Snowpack’s new JavaScript API grants you more advanced control over Snowpack’s dev server and build pipeline, helping you build more powerful integrations on top of Snowpack to unlock new kinds of dev tooling and server-side rendering (SSR) solutions.

SvelteKit is the new official web app framework from the Svelte team, built with Snowpack. SvelteKit uses our new JavaScript API to manage the build pipeline and build files on-demand. Snowpack helps SvelteKit speed up development, with zero rapid updates on file change and zero upfront server start-up cost.

Microsite is another exciting new project built with Snowpack. Microsite is a Static Site Generator (SSG) for Preact that features automatic partial hydration, so that you send as little JavaScript down to the client as possible.

Check out our new JavaScript API reference to start building your own custom integrations on top of Snowpack.

js api

A New Node.js Runtime

Speaking of Svelte, this next feature comes directly out of our collaboration with the Svelte team. As a part of building out SvelteKit, Rich Harris created a server-side runtime for Snowpack. This runtime lets you import any Snowpack-built file directly into Node.js, handling things like ESM->CJS conversion and CSS extraction automatically.

The result is a unified build pipeline across both Node.js and the frontend, with all of the on-demand build performance benefits of Snowpack. Importing frontend code to run in Node.js unlocks features like true server-side rendering (SSR), test runner integrations for Jest/uvu/Mocha, and more.

Check out our new SSR guide to get started and learn more about all of the different ways that you can connect to your Snowpack build.


Snowpack’s One Year Anniversary

Last week marked Snowpack’s one-year anniversary of the original v1.0.0 release. Looking back, I’m blown away by everything that’s happened since:

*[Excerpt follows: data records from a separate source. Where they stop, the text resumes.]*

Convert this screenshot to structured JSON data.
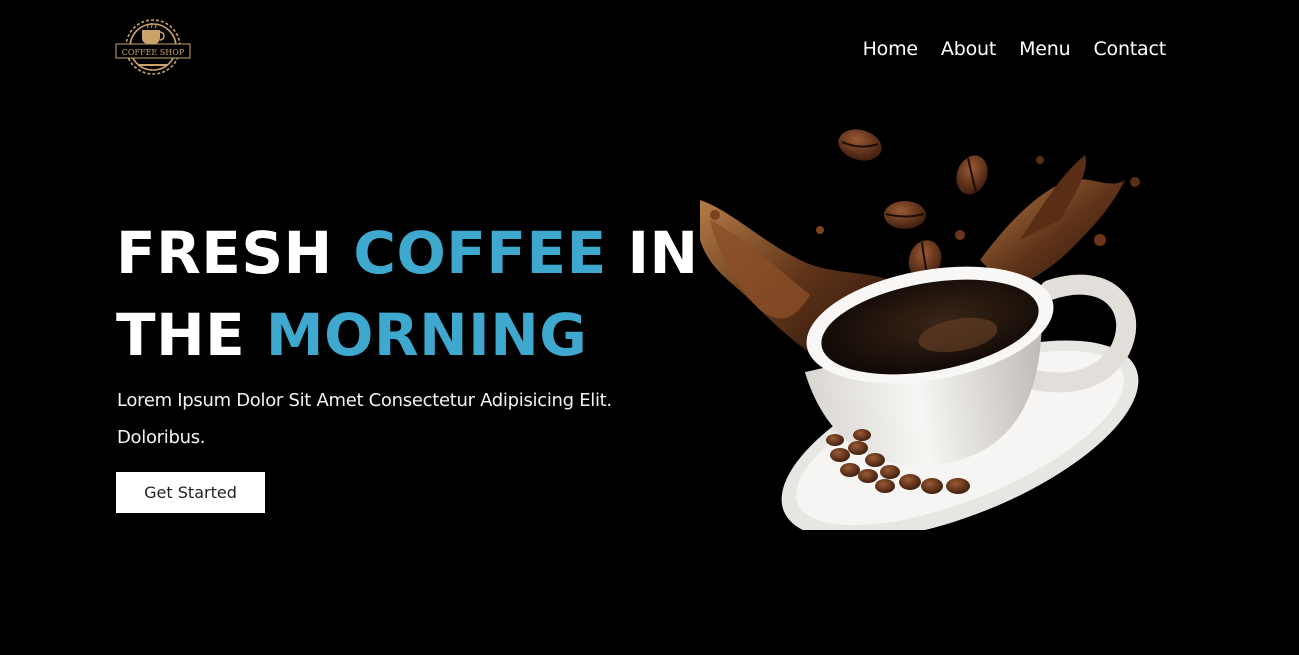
{
  "brand": {
    "logo_text": "COFFEE SHOP"
  },
  "nav": {
    "items": [
      "Home",
      "About",
      "Menu",
      "Contact"
    ]
  },
  "hero": {
    "title_part1": "FRESH ",
    "title_part2": "COFFEE",
    "title_part3": " IN",
    "title_part4": "THE ",
    "title_part5": "MORNING",
    "text_line1": "Lorem Ipsum Dolor Sit Amet Consectetur Adipisicing Elit.",
    "text_line2": "Doloribus.",
    "cta_label": "Get Started"
  },
  "colors": {
    "background": "#000000",
    "accent": "#3fa8cf",
    "text": "#ffffff",
    "logo_gold": "#c9a36a"
  }
}
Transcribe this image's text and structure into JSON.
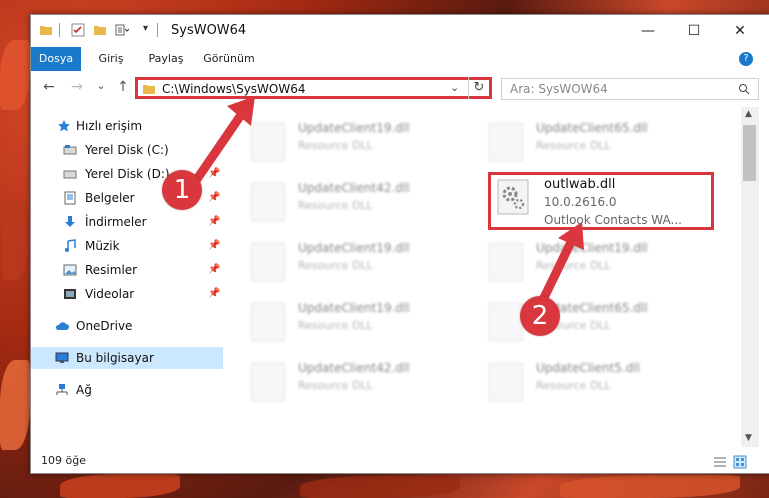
{
  "window": {
    "title": "SysWOW64",
    "controls": {
      "minimize": "—",
      "maximize": "☐",
      "close": "✕"
    }
  },
  "ribbon": {
    "tabs": [
      {
        "label": "Dosya",
        "active": true
      },
      {
        "label": "Giriş"
      },
      {
        "label": "Paylaş"
      },
      {
        "label": "Görünüm"
      }
    ],
    "help": "?"
  },
  "navigation": {
    "back": "←",
    "forward": "→",
    "recent": "⌄",
    "up": "↑",
    "address": "C:\\Windows\\SysWOW64",
    "dropdown": "⌄",
    "refresh": "↻",
    "search_placeholder": "Ara: SysWOW64"
  },
  "sidebar": {
    "items": [
      {
        "label": "Hızlı erişim",
        "icon": "star-icon"
      },
      {
        "label": "Yerel Disk (C:)",
        "icon": "drive-icon"
      },
      {
        "label": "Yerel Disk (D:)",
        "icon": "drive-icon"
      },
      {
        "label": "Belgeler",
        "icon": "documents-icon"
      },
      {
        "label": "İndirmeler",
        "icon": "download-icon"
      },
      {
        "label": "Müzik",
        "icon": "music-icon"
      },
      {
        "label": "Resimler",
        "icon": "pictures-icon"
      },
      {
        "label": "Videolar",
        "icon": "videos-icon"
      },
      {
        "label": "OneDrive",
        "icon": "cloud-icon"
      },
      {
        "label": "Bu bilgisayar",
        "icon": "computer-icon",
        "selected": true
      },
      {
        "label": "Ağ",
        "icon": "network-icon"
      }
    ]
  },
  "files": [
    {
      "name": "UpdateClient19.dll",
      "desc": "Resource DLL"
    },
    {
      "name": "UpdateClient65.dll",
      "desc": "Resource DLL"
    },
    {
      "name": "UpdateClient42.dll",
      "desc": "Resource DLL"
    },
    {
      "name": "outlwab.dll",
      "version": "10.0.2616.0",
      "desc": "Outlook Contacts WA..."
    },
    {
      "name": "UpdateClient19.dll",
      "desc": "Resource DLL"
    },
    {
      "name": "UpdateClient19.dll",
      "desc": "Resource DLL"
    },
    {
      "name": "UpdateClient19.dll",
      "desc": "Resource DLL"
    },
    {
      "name": "UpdateClient65.dll",
      "desc": "Resource DLL"
    },
    {
      "name": "UpdateClient42.dll",
      "desc": "Resource DLL"
    },
    {
      "name": "UpdateClient5.dll",
      "desc": "Resource DLL"
    }
  ],
  "status": {
    "count": "109 öğe"
  },
  "markers": {
    "one": "1",
    "two": "2"
  },
  "colors": {
    "accent": "#1979ca",
    "highlight": "#d9363e",
    "selected": "#cce8ff"
  }
}
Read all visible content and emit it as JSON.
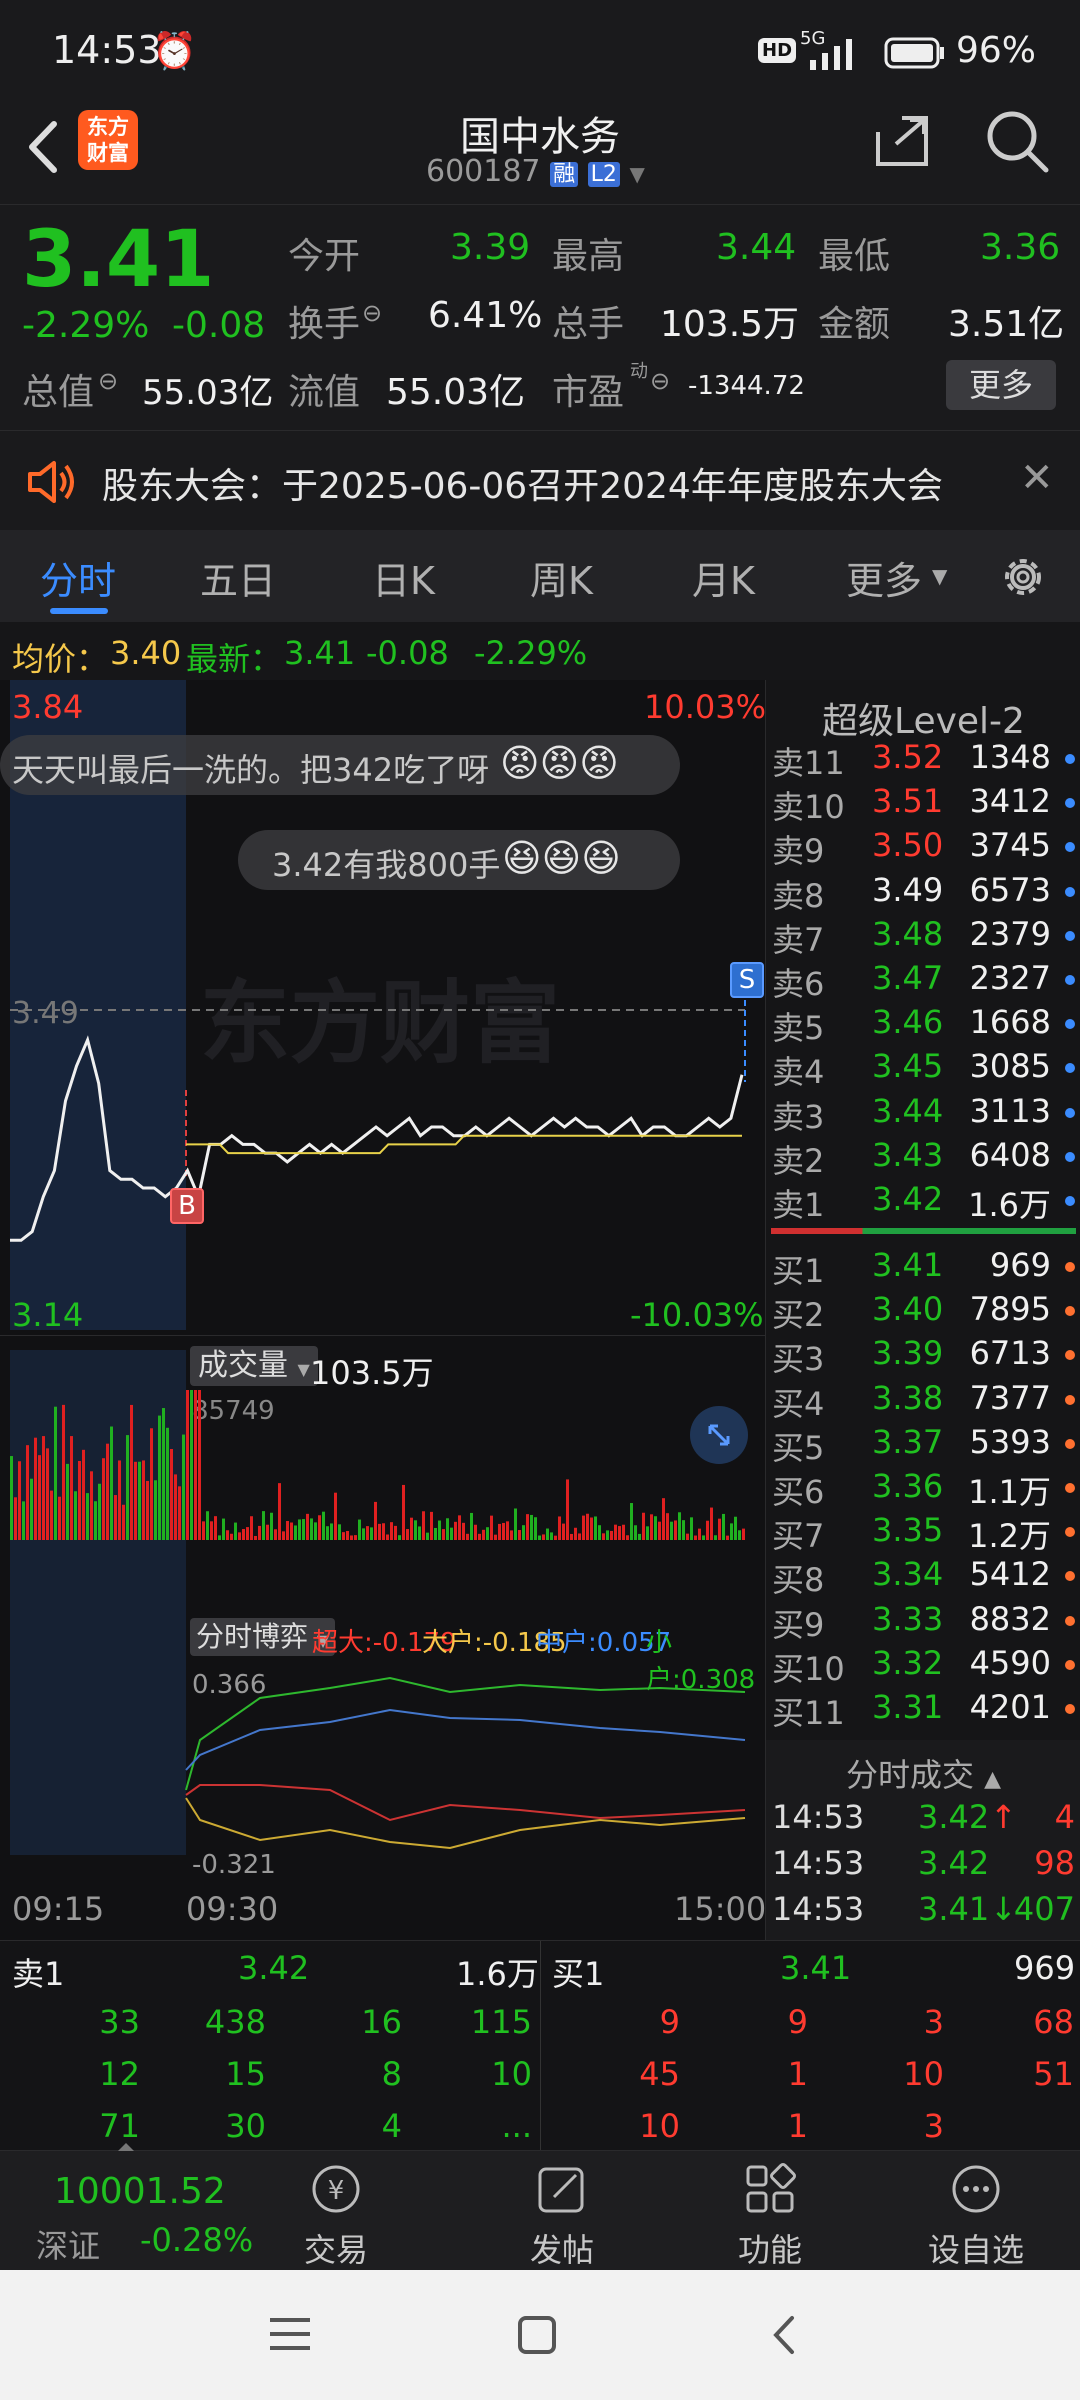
{
  "status_bar": {
    "time": "14:53",
    "network": "5G",
    "hd": "HD",
    "battery": "96%"
  },
  "header": {
    "name": "国中水务",
    "code": "600187",
    "badge_rong": "融",
    "badge_l2": "L2",
    "logo_text": "东方\n财富"
  },
  "quote": {
    "price": "3.41",
    "change_pct": "-2.29%",
    "change": "-0.08",
    "open_label": "今开",
    "open": "3.39",
    "high_label": "最高",
    "high": "3.44",
    "low_label": "最低",
    "low": "3.36",
    "turnover_label": "换手",
    "turnover": "6.41%",
    "volume_label": "总手",
    "volume": "103.5万",
    "amount_label": "金额",
    "amount": "3.51亿",
    "mktcap_label": "总值",
    "mktcap": "55.03亿",
    "float_label": "流值",
    "float": "55.03亿",
    "pe_label": "市盈",
    "pe_sup": "动",
    "pe": "-1344.72",
    "more": "更多"
  },
  "notice": {
    "text": "股东大会：于2025-06-06召开2024年年度股东大会"
  },
  "tabs": [
    "分时",
    "五日",
    "日K",
    "周K",
    "月K",
    "更多"
  ],
  "avg_line": {
    "avg_label": "均价：",
    "avg": "3.40",
    "last_label": "最新：",
    "last": "3.41",
    "chg": "-0.08",
    "chg_pct": "-2.29%"
  },
  "chart": {
    "max_price": "3.84",
    "min_price": "3.14",
    "max_pct": "10.03%",
    "min_pct": "-10.03%",
    "ref_price": "3.49",
    "comment1": "天天叫最后一洗的。把342吃了呀",
    "comment2": "3.42有我800手",
    "marker_b": "B",
    "marker_s": "S",
    "watermark": "东方财富",
    "vol_label": "成交量",
    "vol_total": "103.5万",
    "vol_max": "85749",
    "flow_label": "分时博弈",
    "flow_super": "超大:-0.179",
    "flow_big": "大户:-0.185",
    "flow_mid": "中户:0.057",
    "flow_small": "小户:0.308",
    "flow_top": "0.366",
    "flow_bottom": "-0.321",
    "time_start": "09:15",
    "time_open": "09:30",
    "time_end": "15:00"
  },
  "chart_data": {
    "type": "line",
    "series": [
      {
        "values": [
          3.22,
          3.22,
          3.23,
          3.27,
          3.3,
          3.38,
          3.42,
          3.45,
          3.4,
          3.3,
          3.29,
          3.29,
          3.28,
          3.28,
          3.27,
          3.28,
          3.3,
          3.27,
          3.33,
          3.33,
          3.34,
          3.33,
          3.33,
          3.32,
          3.32,
          3.31,
          3.32,
          3.33,
          3.32,
          3.33,
          3.32,
          3.33,
          3.34,
          3.35,
          3.34,
          3.35,
          3.36,
          3.34,
          3.35,
          3.35,
          3.34,
          3.34,
          3.35,
          3.34,
          3.35,
          3.36,
          3.35,
          3.34,
          3.35,
          3.36,
          3.35,
          3.36,
          3.35,
          3.35,
          3.34,
          3.35,
          3.36,
          3.34,
          3.35,
          3.35,
          3.34,
          3.34,
          3.35,
          3.36,
          3.35,
          3.36,
          3.41
        ]
      },
      {
        "values": [
          3.33,
          3.33,
          3.33,
          3.33,
          3.33,
          3.32,
          3.32,
          3.32,
          3.32,
          3.32,
          3.32,
          3.32,
          3.32,
          3.32,
          3.32,
          3.32,
          3.32,
          3.32,
          3.32,
          3.32,
          3.32,
          3.32,
          3.32,
          3.32,
          3.33,
          3.33,
          3.33,
          3.33,
          3.33,
          3.33,
          3.33,
          3.33,
          3.33,
          3.34,
          3.34,
          3.34,
          3.34,
          3.34,
          3.34,
          3.34,
          3.34,
          3.34,
          3.34,
          3.34,
          3.34,
          3.34,
          3.34,
          3.34,
          3.34,
          3.34,
          3.34,
          3.34,
          3.34,
          3.34,
          3.34,
          3.34,
          3.34,
          3.34,
          3.34,
          3.34,
          3.34,
          3.34,
          3.34,
          3.34,
          3.34,
          3.34,
          3.34
        ]
      }
    ],
    "ylim": [
      3.14,
      3.84
    ]
  },
  "level2": {
    "title": "超级Level-2",
    "sells": [
      {
        "label": "卖11",
        "price": "3.52",
        "vol": "1348",
        "pc": "red"
      },
      {
        "label": "卖10",
        "price": "3.51",
        "vol": "3412",
        "pc": "red"
      },
      {
        "label": "卖9",
        "price": "3.50",
        "vol": "3745",
        "pc": "red"
      },
      {
        "label": "卖8",
        "price": "3.49",
        "vol": "6573",
        "pc": "white"
      },
      {
        "label": "卖7",
        "price": "3.48",
        "vol": "2379",
        "pc": "green"
      },
      {
        "label": "卖6",
        "price": "3.47",
        "vol": "2327",
        "pc": "green"
      },
      {
        "label": "卖5",
        "price": "3.46",
        "vol": "1668",
        "pc": "green"
      },
      {
        "label": "卖4",
        "price": "3.45",
        "vol": "3085",
        "pc": "green"
      },
      {
        "label": "卖3",
        "price": "3.44",
        "vol": "3113",
        "pc": "green"
      },
      {
        "label": "卖2",
        "price": "3.43",
        "vol": "6408",
        "pc": "green"
      },
      {
        "label": "卖1",
        "price": "3.42",
        "vol": "1.6万",
        "pc": "green"
      }
    ],
    "buys": [
      {
        "label": "买1",
        "price": "3.41",
        "vol": "969",
        "pc": "green"
      },
      {
        "label": "买2",
        "price": "3.40",
        "vol": "7895",
        "pc": "green"
      },
      {
        "label": "买3",
        "price": "3.39",
        "vol": "6713",
        "pc": "green"
      },
      {
        "label": "买4",
        "price": "3.38",
        "vol": "7377",
        "pc": "green"
      },
      {
        "label": "买5",
        "price": "3.37",
        "vol": "5393",
        "pc": "green"
      },
      {
        "label": "买6",
        "price": "3.36",
        "vol": "1.1万",
        "pc": "green"
      },
      {
        "label": "买7",
        "price": "3.35",
        "vol": "1.2万",
        "pc": "green"
      },
      {
        "label": "买8",
        "price": "3.34",
        "vol": "5412",
        "pc": "green"
      },
      {
        "label": "买9",
        "price": "3.33",
        "vol": "8832",
        "pc": "green"
      },
      {
        "label": "买10",
        "price": "3.32",
        "vol": "4590",
        "pc": "green"
      },
      {
        "label": "买11",
        "price": "3.31",
        "vol": "4201",
        "pc": "green"
      }
    ],
    "trades_title": "分时成交",
    "trades": [
      {
        "time": "14:53",
        "price": "3.42",
        "arrow": "↑",
        "vol": "4",
        "pc": "green",
        "vc": "red"
      },
      {
        "time": "14:53",
        "price": "3.42",
        "arrow": "",
        "vol": "98",
        "pc": "green",
        "vc": "red"
      },
      {
        "time": "14:53",
        "price": "3.41",
        "arrow": "↓",
        "vol": "407",
        "pc": "green",
        "vc": "green"
      }
    ]
  },
  "orderbook": {
    "sell_label": "卖1",
    "sell_price": "3.42",
    "sell_vol": "1.6万",
    "buy_label": "买1",
    "buy_price": "3.41",
    "buy_vol": "969",
    "sell_rows": [
      [
        "33",
        "438",
        "16",
        "115"
      ],
      [
        "12",
        "15",
        "8",
        "10"
      ],
      [
        "71",
        "30",
        "4",
        "..."
      ]
    ],
    "buy_rows": [
      [
        "9",
        "9",
        "3",
        "68"
      ],
      [
        "45",
        "1",
        "10",
        "51"
      ],
      [
        "10",
        "1",
        "3",
        ""
      ]
    ]
  },
  "bottom_nav": {
    "index_value": "10001.52",
    "index_name": "深证",
    "index_chg": "-0.28%",
    "items": [
      "交易",
      "发帖",
      "功能",
      "设自选"
    ]
  }
}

A huge thank you to everyone who has contributed code to Snowpack, and the hundreds of developers joining us on GitHub and on Discord. This project wouldn’t exist today without you and your support. Thank you!

— Fred K. Schott (@FredKSchott)